━━ Data for analysis ━━

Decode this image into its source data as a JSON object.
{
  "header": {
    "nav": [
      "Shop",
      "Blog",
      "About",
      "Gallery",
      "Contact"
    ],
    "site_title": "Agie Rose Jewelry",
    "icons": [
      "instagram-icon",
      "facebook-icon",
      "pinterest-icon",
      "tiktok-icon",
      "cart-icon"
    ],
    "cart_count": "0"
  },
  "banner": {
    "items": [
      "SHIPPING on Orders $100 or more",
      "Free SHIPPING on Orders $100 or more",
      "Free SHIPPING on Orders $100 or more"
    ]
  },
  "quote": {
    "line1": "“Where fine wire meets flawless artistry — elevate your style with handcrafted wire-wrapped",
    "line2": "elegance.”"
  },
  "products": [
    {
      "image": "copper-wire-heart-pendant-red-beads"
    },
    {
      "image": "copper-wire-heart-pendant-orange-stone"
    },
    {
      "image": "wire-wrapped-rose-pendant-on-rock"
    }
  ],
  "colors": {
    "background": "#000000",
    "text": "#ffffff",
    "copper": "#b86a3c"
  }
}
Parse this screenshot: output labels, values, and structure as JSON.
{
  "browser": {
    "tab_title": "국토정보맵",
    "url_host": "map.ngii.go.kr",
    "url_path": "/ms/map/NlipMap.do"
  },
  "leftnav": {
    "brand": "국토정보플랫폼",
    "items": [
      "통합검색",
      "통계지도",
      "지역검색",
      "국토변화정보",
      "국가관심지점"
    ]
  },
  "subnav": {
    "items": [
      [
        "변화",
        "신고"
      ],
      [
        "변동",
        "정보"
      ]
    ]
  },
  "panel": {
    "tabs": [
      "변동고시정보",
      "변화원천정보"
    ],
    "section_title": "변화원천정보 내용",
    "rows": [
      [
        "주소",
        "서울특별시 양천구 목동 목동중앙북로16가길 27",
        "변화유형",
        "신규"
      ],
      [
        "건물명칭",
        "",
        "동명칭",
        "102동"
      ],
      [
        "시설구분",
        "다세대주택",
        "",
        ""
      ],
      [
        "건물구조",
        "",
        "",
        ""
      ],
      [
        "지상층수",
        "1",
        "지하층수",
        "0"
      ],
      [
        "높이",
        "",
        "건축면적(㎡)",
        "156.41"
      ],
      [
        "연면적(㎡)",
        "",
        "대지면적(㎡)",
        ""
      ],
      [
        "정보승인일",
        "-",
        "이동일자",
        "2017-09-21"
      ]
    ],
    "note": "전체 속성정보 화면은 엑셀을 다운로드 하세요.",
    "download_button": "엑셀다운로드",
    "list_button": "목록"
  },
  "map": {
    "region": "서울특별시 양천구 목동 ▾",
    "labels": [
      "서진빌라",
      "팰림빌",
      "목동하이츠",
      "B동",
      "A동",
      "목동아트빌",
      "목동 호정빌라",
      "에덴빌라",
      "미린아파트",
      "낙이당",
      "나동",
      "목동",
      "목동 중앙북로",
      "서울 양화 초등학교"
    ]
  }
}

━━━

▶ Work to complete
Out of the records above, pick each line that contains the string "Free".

▶ Solution for this exercise
      "Free SHIPPING on Orders $100 or more",
      "Free SHIPPING on Orders $100 or more"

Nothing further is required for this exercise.